When I visit the new housing developments I don’t just see remediation, mud, concrete, bricks and houses. What is being created, by skilled and dedicated construction workers, are houses, homes, a community. A community where people will live, work, raise families, go to school, experience trouble, divorce, sickness and death and birth and joy and hope and generations growing up and moving on.

A new organisation – ‘God’s Heart for Longbridge – has been set up to enthuse the churches to take ownership of what is happening on their patch – including what God is up to.. Part of that work is the sponsorship of a wider chaplaincy team – FE College Chaplains, Retail Chaplains, Construction Chaplains.. all on the site of the former factory..

When I am on site, construction workers often say to me ‘oh you’ve brought God with you today then!’ my answer is always ‘No He was already here, I’ve just come to work with Him today.’ It is a pleasure, privilege and working out of a vocation to be involved with the Longbridge Development” (By Stephen Plant)

Swindon Commercial Chaplaincy:

“Chaplaincy often comes about through good networking links and developing contacts with local businesses. It was via these type of links that Swindon had for some time a chaplaincy presence on one of the new building sites that were springing up in the area. Over the period, the chaplain built up good relationships with both the developers and workers alike, to the point of a real recognition of its value. The chaplain was seen as a trusted friend to all.

Many amusing incidents and conversations occurred over the time, and other times not so amusing but of very real life issues that affect all of us. There was one which was especially memorable. The chaplain was followed by a dumper truck for some 200 yards until the driver finally plucked up the courage to stop alongside the chaplain. What the driver asked for was prayer for his brother who was dying in the local hospice. It later transpired that the driver did not expect the chaplain to pray for his brother there and then, but was so grateful that they did. Though his brother died that evening, the prayer gave the family so much peace. The holy place that the driver thought was only in a church was found for him there on the building site.

Alongside the personal events through the chaplain’s connection, opportunities were made possible far beyond the life of the building site itself.

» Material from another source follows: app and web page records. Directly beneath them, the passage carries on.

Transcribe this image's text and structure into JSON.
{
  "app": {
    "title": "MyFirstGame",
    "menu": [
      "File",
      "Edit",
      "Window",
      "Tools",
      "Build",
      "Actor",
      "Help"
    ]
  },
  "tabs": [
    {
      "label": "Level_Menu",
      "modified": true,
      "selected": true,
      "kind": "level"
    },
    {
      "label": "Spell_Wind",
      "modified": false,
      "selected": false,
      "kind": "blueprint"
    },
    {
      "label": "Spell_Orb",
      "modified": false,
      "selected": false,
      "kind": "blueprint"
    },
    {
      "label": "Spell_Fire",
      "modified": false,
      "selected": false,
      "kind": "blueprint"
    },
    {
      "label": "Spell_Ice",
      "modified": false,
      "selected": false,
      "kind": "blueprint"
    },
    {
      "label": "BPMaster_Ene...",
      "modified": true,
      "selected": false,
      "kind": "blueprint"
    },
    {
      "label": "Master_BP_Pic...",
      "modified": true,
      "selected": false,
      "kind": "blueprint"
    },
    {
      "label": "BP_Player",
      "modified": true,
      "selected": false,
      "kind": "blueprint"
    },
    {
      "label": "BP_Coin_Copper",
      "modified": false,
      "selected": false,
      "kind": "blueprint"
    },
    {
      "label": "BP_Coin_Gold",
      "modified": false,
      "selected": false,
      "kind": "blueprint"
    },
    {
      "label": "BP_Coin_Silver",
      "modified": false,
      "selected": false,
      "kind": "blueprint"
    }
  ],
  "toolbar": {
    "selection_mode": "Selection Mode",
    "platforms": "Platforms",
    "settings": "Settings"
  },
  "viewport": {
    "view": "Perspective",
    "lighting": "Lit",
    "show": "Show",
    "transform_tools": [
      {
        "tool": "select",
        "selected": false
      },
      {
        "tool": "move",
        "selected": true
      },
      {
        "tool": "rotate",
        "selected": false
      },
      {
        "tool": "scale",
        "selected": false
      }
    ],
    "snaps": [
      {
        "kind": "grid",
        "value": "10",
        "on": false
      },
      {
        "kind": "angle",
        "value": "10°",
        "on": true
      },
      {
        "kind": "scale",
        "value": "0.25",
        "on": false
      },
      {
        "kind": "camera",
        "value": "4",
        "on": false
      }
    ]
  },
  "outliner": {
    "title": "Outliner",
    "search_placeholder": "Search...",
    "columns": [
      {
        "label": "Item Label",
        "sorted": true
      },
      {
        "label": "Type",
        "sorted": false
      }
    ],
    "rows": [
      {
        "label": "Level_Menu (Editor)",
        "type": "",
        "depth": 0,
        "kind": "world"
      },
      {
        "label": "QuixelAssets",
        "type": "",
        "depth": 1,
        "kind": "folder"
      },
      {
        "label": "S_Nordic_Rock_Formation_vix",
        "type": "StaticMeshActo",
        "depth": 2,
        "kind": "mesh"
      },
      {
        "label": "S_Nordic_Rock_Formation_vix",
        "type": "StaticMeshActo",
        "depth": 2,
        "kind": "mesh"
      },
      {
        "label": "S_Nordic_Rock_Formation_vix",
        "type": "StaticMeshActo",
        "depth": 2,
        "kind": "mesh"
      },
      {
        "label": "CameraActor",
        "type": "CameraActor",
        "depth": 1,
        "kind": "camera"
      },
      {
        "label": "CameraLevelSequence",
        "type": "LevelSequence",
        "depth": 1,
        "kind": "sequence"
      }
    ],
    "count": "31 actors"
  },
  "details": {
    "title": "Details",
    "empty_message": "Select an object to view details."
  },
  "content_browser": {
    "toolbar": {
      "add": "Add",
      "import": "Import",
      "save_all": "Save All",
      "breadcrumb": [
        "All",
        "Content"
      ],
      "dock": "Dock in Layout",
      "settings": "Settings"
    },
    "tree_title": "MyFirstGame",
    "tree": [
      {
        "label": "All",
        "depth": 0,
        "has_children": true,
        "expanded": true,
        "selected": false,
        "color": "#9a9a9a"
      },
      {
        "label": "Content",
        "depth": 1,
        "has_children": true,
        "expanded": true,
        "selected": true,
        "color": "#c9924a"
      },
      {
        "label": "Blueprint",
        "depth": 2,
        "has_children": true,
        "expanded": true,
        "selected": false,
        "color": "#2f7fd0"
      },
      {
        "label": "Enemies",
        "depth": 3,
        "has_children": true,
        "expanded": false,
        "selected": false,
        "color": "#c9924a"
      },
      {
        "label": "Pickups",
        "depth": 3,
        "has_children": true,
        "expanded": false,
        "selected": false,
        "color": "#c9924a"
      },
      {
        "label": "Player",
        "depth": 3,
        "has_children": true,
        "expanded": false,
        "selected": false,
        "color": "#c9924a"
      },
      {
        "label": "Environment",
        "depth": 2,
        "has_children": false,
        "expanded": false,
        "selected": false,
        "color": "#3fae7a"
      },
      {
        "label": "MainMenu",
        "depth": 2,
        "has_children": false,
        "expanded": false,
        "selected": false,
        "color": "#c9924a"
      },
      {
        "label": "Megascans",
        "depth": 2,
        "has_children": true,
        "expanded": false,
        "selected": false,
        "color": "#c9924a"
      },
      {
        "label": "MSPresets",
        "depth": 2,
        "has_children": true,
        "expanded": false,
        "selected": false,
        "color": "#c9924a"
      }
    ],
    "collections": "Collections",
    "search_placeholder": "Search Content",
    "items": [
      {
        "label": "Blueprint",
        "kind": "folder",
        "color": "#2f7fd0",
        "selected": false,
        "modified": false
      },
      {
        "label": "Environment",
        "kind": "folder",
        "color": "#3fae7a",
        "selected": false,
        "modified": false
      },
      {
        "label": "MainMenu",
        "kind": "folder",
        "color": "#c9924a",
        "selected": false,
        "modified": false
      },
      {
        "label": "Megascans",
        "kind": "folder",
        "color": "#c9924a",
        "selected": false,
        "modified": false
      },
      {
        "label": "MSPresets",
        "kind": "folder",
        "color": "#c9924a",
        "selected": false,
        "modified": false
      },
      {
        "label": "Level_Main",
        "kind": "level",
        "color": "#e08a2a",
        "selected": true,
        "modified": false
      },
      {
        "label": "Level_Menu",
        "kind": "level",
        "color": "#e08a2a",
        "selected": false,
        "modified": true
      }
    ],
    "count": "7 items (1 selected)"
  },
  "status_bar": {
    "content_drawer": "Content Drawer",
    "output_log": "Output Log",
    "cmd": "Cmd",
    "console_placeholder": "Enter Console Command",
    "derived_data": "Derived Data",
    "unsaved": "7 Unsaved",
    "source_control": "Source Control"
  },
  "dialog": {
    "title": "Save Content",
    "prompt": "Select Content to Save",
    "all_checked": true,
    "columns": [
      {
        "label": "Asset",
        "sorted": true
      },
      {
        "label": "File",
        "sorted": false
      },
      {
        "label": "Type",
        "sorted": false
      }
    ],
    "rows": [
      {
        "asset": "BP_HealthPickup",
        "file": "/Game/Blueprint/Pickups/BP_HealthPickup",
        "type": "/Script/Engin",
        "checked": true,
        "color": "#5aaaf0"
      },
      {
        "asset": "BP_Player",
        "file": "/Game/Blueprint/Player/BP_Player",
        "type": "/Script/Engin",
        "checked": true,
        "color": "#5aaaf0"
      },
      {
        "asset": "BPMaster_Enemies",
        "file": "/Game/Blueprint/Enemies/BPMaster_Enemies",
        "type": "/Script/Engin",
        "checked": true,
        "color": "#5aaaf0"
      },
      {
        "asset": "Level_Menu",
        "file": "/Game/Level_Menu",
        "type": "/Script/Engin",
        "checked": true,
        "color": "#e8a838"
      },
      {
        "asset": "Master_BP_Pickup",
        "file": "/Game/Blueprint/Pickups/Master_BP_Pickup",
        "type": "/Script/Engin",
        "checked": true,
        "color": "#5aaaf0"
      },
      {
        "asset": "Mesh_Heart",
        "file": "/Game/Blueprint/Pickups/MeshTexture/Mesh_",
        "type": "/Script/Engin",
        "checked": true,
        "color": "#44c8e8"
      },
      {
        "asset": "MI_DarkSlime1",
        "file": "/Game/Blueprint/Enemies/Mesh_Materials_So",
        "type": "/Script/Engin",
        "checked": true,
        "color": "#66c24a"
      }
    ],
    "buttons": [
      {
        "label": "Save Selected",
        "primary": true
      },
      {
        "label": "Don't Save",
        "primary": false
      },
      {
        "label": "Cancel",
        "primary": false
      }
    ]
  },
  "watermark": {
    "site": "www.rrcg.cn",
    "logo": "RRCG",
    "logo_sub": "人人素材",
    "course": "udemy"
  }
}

The local churches had a vision for a church presence in the way of a Portacabin to be placed on the site from the moment the people took up residence in the houses. Nevertheless, they were making no progress with this venture with anyone who could give permission or land. This changed dramatically however, when the chaplain’s hard worked connections came into play. Through being in the right place at the right time and knowing the right people, the chaplain asked the right questions in the most influential places. Through prescient work and having a good reputation, the vision of the churches was possible. Very quickly negotiations took place and the Portacabin, with a minister, was located on the site.”

Chaplaincy to Industry

Linda and Archbishop Justin Feb 15







from Swindon Commercial Chaplaincy

A chaplain who visits an industrial workplace found that when they visited a certain office the same man walked out as they walked in. When they  commented on it, his colleagues said not to worry about him as he did not like people and did not talk much. Over the years, the chaplain has continued to visit. The man’s attitude has changed completely, so much so that in October his daughter is to marry, with the chaplain conducting the wedding.

The chaplain believes the change came when various things happened in the company, when the chaplain was able to give helpful support.

Chaplaincy to Sports

Mary Vickers describes her role as a Sports Chaplain to the Olympics in 2012 and Paralympics in 2010. (Interview from BBC Radio Humberside August 2016).